The loot captured on the Ganj-i-sawai probably exceeded the wildest dreams of the pirates, as they captured a sum of around 600,000 dollars, which in modern money as anyone can imagine would be an awful lot more, becoming one, if not the richest loot ever captured by the pirates. It is believed that even the lowest members of the crews received around 1,000 dollars, which at the time was more than what any honest sailor could earn in 30 years of service.


Once the riches were moved to the pirate ships, the Mughal ship was allowed to head home, while the pirates made it to the small island of Bourbon, where they divided up their shares, and each went their own way. Or, according to another version of events, Every and his crew actually cheated out their comrades from their share and sailed away with the loot.

Whatever the truth about the pirates, what we know for certain is that Emperor Aurangzeb of the Mughal Empire was outraged when the news of what happened to his ships reached him. In his anger, he even considered throwing out the merchants of the British East India Company from his empire, but eventually, he calmed down and accepted the assistance of the Company to patrol the waters of the Indian Ocean.
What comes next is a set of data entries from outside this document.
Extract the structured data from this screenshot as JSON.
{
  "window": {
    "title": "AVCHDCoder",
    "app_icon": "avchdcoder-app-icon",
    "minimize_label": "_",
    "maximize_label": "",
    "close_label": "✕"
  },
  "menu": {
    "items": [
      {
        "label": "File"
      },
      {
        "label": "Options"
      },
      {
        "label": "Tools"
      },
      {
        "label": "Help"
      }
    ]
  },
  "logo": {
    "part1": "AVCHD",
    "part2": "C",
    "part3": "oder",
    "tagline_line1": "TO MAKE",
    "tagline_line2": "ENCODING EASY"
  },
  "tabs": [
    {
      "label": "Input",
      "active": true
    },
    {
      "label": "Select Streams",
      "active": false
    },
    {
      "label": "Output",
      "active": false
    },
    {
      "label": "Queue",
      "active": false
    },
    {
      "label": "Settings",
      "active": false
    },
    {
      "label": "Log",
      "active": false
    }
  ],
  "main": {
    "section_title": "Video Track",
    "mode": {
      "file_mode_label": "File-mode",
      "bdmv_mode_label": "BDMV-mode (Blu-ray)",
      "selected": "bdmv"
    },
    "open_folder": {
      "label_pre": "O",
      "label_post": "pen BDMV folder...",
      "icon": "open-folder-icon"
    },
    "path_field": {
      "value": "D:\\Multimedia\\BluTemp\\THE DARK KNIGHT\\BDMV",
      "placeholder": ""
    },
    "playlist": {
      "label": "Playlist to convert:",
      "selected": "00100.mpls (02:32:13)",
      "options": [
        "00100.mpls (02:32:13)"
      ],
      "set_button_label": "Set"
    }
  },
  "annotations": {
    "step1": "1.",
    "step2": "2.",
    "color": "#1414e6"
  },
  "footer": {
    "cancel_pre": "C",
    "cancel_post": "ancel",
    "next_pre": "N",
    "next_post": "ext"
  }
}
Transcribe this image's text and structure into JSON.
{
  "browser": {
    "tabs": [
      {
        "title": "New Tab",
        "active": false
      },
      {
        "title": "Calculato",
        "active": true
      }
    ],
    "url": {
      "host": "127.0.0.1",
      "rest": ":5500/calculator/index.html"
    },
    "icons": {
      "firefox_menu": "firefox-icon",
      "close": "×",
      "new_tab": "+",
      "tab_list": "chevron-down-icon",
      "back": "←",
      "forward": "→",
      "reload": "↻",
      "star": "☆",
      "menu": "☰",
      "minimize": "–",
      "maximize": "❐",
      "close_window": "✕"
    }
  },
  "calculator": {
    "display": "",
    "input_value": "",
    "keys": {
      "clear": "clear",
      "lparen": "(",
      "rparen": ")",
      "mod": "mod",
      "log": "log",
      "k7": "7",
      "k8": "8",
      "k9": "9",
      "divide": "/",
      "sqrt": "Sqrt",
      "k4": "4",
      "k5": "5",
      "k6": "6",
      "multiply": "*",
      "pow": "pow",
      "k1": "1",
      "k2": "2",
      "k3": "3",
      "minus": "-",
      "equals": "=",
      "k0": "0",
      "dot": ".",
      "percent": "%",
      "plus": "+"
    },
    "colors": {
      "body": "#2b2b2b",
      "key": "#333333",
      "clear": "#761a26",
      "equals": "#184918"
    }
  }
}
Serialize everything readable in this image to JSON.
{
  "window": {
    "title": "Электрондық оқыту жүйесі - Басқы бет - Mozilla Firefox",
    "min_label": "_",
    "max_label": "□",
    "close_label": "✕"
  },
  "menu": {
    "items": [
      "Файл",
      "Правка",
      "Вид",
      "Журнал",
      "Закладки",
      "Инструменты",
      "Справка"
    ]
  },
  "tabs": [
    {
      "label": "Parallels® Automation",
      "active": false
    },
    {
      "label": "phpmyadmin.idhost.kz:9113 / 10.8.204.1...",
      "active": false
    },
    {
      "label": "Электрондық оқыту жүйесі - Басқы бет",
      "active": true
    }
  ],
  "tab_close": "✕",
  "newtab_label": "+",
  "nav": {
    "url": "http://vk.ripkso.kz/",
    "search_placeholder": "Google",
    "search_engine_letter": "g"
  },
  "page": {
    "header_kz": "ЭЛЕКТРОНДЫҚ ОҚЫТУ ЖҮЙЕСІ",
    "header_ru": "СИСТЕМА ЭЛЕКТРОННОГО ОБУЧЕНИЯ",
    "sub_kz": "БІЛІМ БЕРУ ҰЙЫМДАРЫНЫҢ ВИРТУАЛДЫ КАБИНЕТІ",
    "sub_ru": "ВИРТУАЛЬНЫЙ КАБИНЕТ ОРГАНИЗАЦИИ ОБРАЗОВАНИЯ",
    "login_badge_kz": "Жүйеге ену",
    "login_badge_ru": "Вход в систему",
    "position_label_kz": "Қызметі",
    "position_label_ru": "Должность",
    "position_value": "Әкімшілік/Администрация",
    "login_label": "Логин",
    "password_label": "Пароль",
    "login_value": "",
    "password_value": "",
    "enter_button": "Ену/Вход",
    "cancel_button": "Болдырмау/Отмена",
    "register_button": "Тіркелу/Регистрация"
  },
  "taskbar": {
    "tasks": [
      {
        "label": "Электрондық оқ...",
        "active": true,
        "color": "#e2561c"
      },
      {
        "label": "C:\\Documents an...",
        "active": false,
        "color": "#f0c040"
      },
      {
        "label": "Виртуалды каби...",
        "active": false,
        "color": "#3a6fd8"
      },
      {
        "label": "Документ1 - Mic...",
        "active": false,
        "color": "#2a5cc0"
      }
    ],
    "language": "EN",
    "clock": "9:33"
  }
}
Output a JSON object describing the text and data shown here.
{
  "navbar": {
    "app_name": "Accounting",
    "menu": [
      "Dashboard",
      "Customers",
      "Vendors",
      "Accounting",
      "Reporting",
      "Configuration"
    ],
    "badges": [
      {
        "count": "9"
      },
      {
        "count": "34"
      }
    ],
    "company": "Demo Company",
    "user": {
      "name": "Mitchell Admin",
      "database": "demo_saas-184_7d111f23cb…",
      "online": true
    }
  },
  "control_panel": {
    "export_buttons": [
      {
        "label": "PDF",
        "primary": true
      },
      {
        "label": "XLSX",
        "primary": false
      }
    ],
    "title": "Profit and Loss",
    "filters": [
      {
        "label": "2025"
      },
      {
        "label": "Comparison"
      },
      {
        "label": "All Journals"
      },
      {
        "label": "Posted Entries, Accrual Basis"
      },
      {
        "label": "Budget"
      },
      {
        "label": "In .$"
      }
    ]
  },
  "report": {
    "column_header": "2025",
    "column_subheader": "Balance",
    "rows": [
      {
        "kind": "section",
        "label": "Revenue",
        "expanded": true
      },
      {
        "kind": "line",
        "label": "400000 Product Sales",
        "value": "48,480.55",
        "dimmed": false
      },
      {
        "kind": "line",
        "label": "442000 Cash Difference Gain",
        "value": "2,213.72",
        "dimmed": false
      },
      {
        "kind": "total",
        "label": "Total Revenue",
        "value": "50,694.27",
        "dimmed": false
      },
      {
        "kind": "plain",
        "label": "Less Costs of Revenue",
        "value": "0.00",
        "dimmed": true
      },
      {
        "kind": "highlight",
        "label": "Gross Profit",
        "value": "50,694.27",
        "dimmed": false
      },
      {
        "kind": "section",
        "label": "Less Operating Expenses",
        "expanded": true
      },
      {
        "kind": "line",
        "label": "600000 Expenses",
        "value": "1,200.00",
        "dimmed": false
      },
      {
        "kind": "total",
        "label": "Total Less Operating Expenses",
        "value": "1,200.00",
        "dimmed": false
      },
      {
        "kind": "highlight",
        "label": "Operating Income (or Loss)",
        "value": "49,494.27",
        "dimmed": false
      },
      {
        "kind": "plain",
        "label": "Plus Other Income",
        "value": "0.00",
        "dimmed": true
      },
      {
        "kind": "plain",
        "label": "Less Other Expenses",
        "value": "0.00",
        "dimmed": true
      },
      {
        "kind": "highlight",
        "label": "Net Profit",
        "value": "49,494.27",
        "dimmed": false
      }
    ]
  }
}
The Company at the time was still from being the power that conquered India, so to win back the favour of the Great Mughal, they also put a large bounty on the head of Every and his men.

In the meantime, Every with his crew made their way to the Caribbean, where he tried to buy a pardon for himself, but much to his disappointment, he found out no colonial governor was able to give him a pardon.

In another daring plan, he proposed to his crew that they should return to England, as nobody would expect them to be daring enough to make their way home. Two dozen of his crew agreed to the plan, but Every abandoned his crew before they made landfall.

The fate of the Arch Pirate remains unknown even today, as British authorities never caught him. However, his crewmates were captured, making one wonder whether Every set them up by abandoning him, knowing that they would soon expose themselves by the riches they carried with them.

Many stories appeared since, trying to tell the ultimate fate Every, with some believing he got cheated out of his wealth by merchants and died penniless, not even having enough money to buy a coffin. According to another version, he bribed the English authorities and lived out his life as a rich man.


Sherry, Frank. (2008). Raiders and Rebels: A History of the Golden Age of Piracy. Harper Perennial.

© 2022 Andrew Szekler